I'm not much of romance reader, but back when I lived in Texas I read The Grand Sophy for my Jane Austen book club and was pleasantly surprised by how much I enjoyed it. Georgette Heyer wrote 50 novels, mostly historical. They're rather light and fluffy, but mostly great fun and they're very well researched. I was poking around Half-Price Books in San Antonio and found this biography, so I thought it would be a good addition to my TBR Pile Challenge list. Georgette Heyer wrote 50 novels. in 72 years. Starting when she was just 17, she published a book nearly every year of her life, sometimes more. Most of them were romances and historical fiction, but she also wrote mysteries and a few contemporary novels, and nearly all of them are still in print.
Heyer's first novel, The Black Moth, began as a story she made up to amuse her younger brother, who suffered from hemophilia. She continued writing after her marriage to a mining engineer, with whom she moved to Tanganyika (now Tanzania) and Macedonia. They moved back to the UK and Heyer mostly supported the family with her writing while her husband made some career changes (he and her son both became lawyers). Heyer's commitment to research and her literary output are pretty astonishing -- her historical novel An Infamous Army is now considered one of the best historical works on the battle of Waterloo. And once she had completed the research and settled on the plot and characters, she could write a book in a matter of weeks.
Though she's now best known for her historical romances set in the Regency period, she actually only wrote one (Regency Buck) before WWII. Her most successful novel before that time was about the Napoleonic Wars, but she couldn't bear to write a war novel during the Blitz. Heyer was afraid that it was frivolous to write a light historical romance, but she needed a distraction and wrote a Regency novel, Faro's Child. It was just what the public wanted and was a huge success. Thereafter she continued with mostly Regency novels until her death.
This book is very fact-heavy, especially on issues of publication and tax payments -- often she would write a book specifically to pay off a debt. She also sometimes made unwise decisions to sell off the rights to books for what now seems a pittance. I would have loved to read more about her creative process, but Georgette Heyer was an extremely private person and gave almost no interviews, so Kloester had to rely on letter and papers. However, I found it an extremely fast read. There were some surprises, like the fact that Heyer's publishers did essentially no editing -- she would just send them the title and some basic information, then her manuscript would arrive and that was pretty much it! She did have some fights with printers who would take it upon themselves to change spelling without consulting her -- then had the nerve to charge her!

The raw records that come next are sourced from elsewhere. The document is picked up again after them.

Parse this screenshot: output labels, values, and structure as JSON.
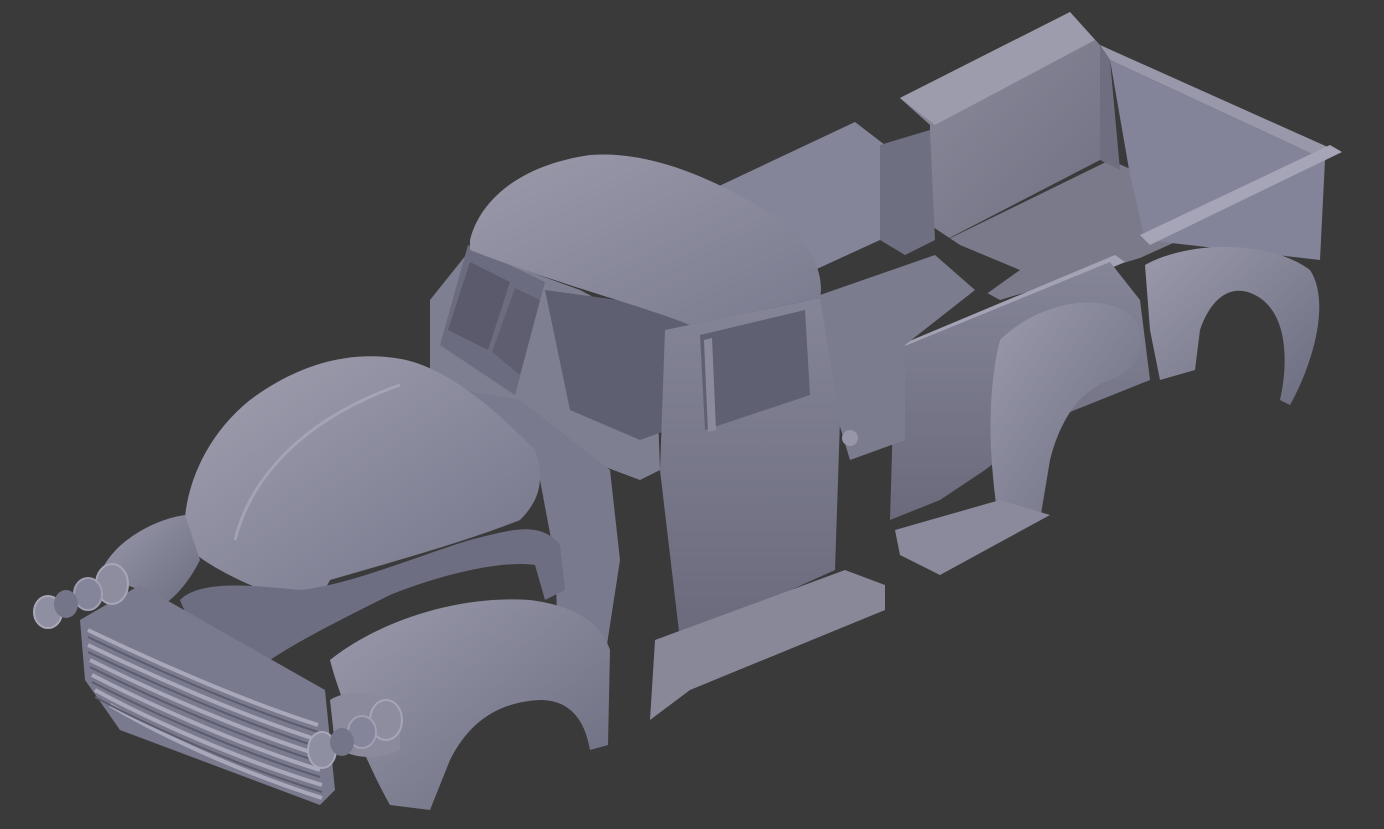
{
  "viewport": {
    "background": "#3a3a3a",
    "object": {
      "kind": "3d-model",
      "depiction": "truck-body-exploded-view",
      "base_color": "#8a8a9a",
      "light_color": "#a2a2b2",
      "dark_color": "#5f5f6f"
    }
  }
}
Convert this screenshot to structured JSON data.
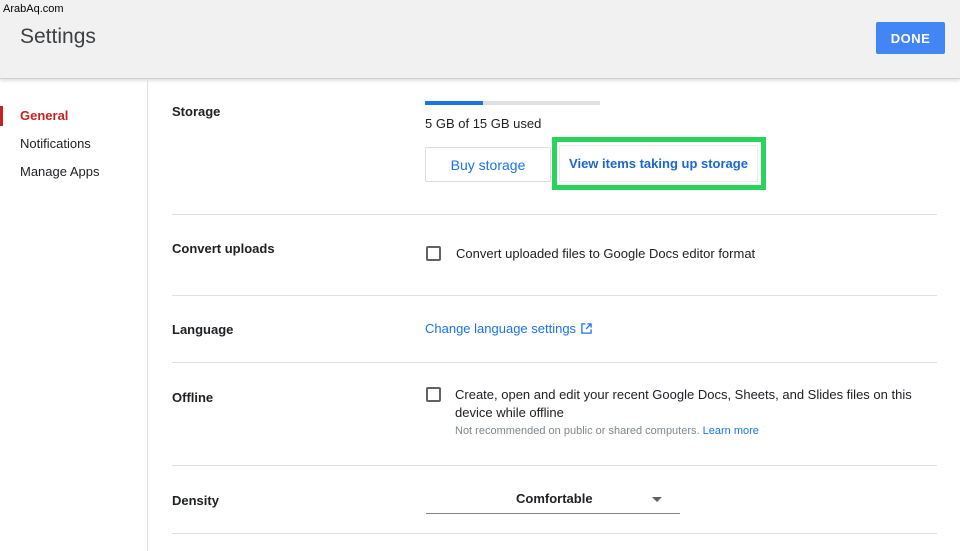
{
  "watermark": "ArabAq.com",
  "header": {
    "title": "Settings",
    "done_label": "DONE"
  },
  "sidebar": {
    "items": [
      {
        "label": "General",
        "active": true
      },
      {
        "label": "Notifications",
        "active": false
      },
      {
        "label": "Manage Apps",
        "active": false
      }
    ]
  },
  "sections": {
    "storage": {
      "label": "Storage",
      "used_gb": 5,
      "total_gb": 15,
      "used_fraction": 0.33,
      "usage_text": "5 GB of 15 GB used",
      "buy_label": "Buy storage",
      "view_label": "View items taking up storage"
    },
    "convert": {
      "label": "Convert uploads",
      "option_text": "Convert uploaded files to Google Docs editor format",
      "checked": false
    },
    "language": {
      "label": "Language",
      "link_text": "Change language settings"
    },
    "offline": {
      "label": "Offline",
      "option_line1": "Create, open and edit your recent Google Docs, Sheets, and Slides files on this",
      "option_line2": "device while offline",
      "hint": "Not recommended on public or shared computers.",
      "learn_more": "Learn more",
      "checked": false
    },
    "density": {
      "label": "Density",
      "selected": "Comfortable"
    }
  },
  "colors": {
    "accent_red": "#c5221f",
    "primary_blue": "#4285f4",
    "link_blue": "#1a73e8",
    "highlight_green": "#28d459"
  }
}
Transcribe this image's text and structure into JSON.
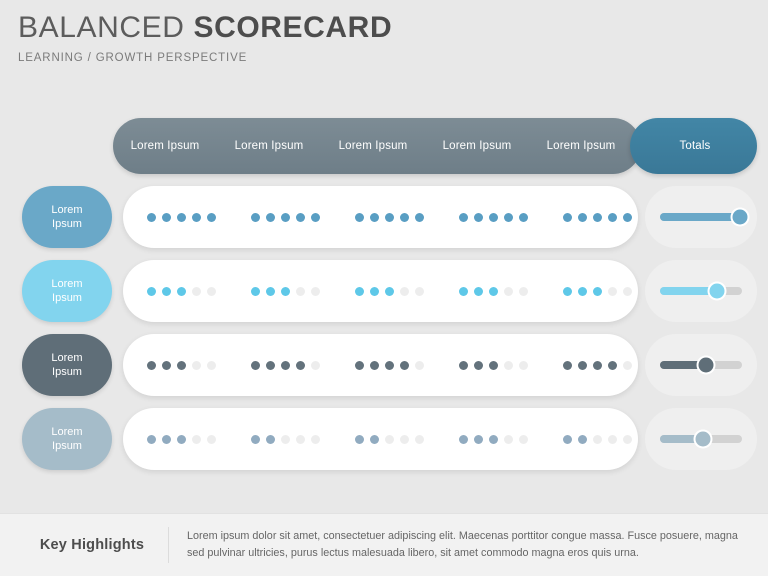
{
  "header": {
    "title_light": "BALANCED",
    "title_bold": "SCORECARD",
    "subtitle": "LEARNING / GROWTH PERSPECTIVE"
  },
  "table": {
    "columns": [
      {
        "label": "Lorem Ipsum"
      },
      {
        "label": "Lorem Ipsum"
      },
      {
        "label": "Lorem Ipsum"
      },
      {
        "label": "Lorem Ipsum"
      },
      {
        "label": "Lorem Ipsum"
      }
    ],
    "totals_column": {
      "label": "Totals"
    },
    "dots_per_group": 5,
    "rows": [
      {
        "label_line1": "Lorem",
        "label_line2": "Ipsum",
        "color": "#6aa8c8",
        "dot_color": "#599ec3",
        "scores": [
          5,
          5,
          5,
          5,
          5
        ],
        "total_percent": 97
      },
      {
        "label_line1": "Lorem",
        "label_line2": "Ipsum",
        "color": "#82d4ee",
        "dot_color": "#5ec8e8",
        "scores": [
          3,
          3,
          3,
          3,
          3
        ],
        "total_percent": 69
      },
      {
        "label_line1": "Lorem",
        "label_line2": "Ipsum",
        "color": "#5f6e78",
        "dot_color": "#63727c",
        "scores": [
          3,
          4,
          4,
          3,
          4
        ],
        "total_percent": 56
      },
      {
        "label_line1": "Lorem",
        "label_line2": "Ipsum",
        "color": "#a5bcc9",
        "dot_color": "#91abc0",
        "scores": [
          3,
          2,
          2,
          3,
          2
        ],
        "total_percent": 52
      }
    ]
  },
  "footer": {
    "label": "Key Highlights",
    "text": "Lorem ipsum dolor sit amet, consectetuer adipiscing elit. Maecenas porttitor congue massa. Fusce posuere, magna sed pulvinar ultricies, purus lectus malesuada libero, sit amet commodo magna eros quis urna."
  },
  "chart_data": {
    "type": "table",
    "title": "BALANCED SCORECARD",
    "subtitle": "LEARNING / GROWTH PERSPECTIVE",
    "categories": [
      "Lorem Ipsum",
      "Lorem Ipsum",
      "Lorem Ipsum",
      "Lorem Ipsum",
      "Lorem Ipsum"
    ],
    "scale_max": 5,
    "series": [
      {
        "name": "Lorem Ipsum",
        "values": [
          5,
          5,
          5,
          5,
          5
        ],
        "total_percent": 97,
        "color": "#6aa8c8"
      },
      {
        "name": "Lorem Ipsum",
        "values": [
          3,
          3,
          3,
          3,
          3
        ],
        "total_percent": 69,
        "color": "#82d4ee"
      },
      {
        "name": "Lorem Ipsum",
        "values": [
          3,
          4,
          4,
          3,
          4
        ],
        "total_percent": 56,
        "color": "#5f6e78"
      },
      {
        "name": "Lorem Ipsum",
        "values": [
          3,
          2,
          2,
          3,
          2
        ],
        "total_percent": 52,
        "color": "#a5bcc9"
      }
    ],
    "totals_label": "Totals",
    "legend": "position: left-badges",
    "grid": false
  }
}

Even if you're not a fan of Heyer's romances, this is an extremely interesting look at the life of a prolific writer (it also inspired me to read two more of her books while I was reading this one!) I still have literary biographies and memoirs of three other writers on my TBR Pile Challenge list: Margaret Mitchell, Edith Wharton, and Elizabeth Jane Howard. Bloggers, which should I read next?
This is my second book for the TBR Pile Challenge 2019. Only ten left to go!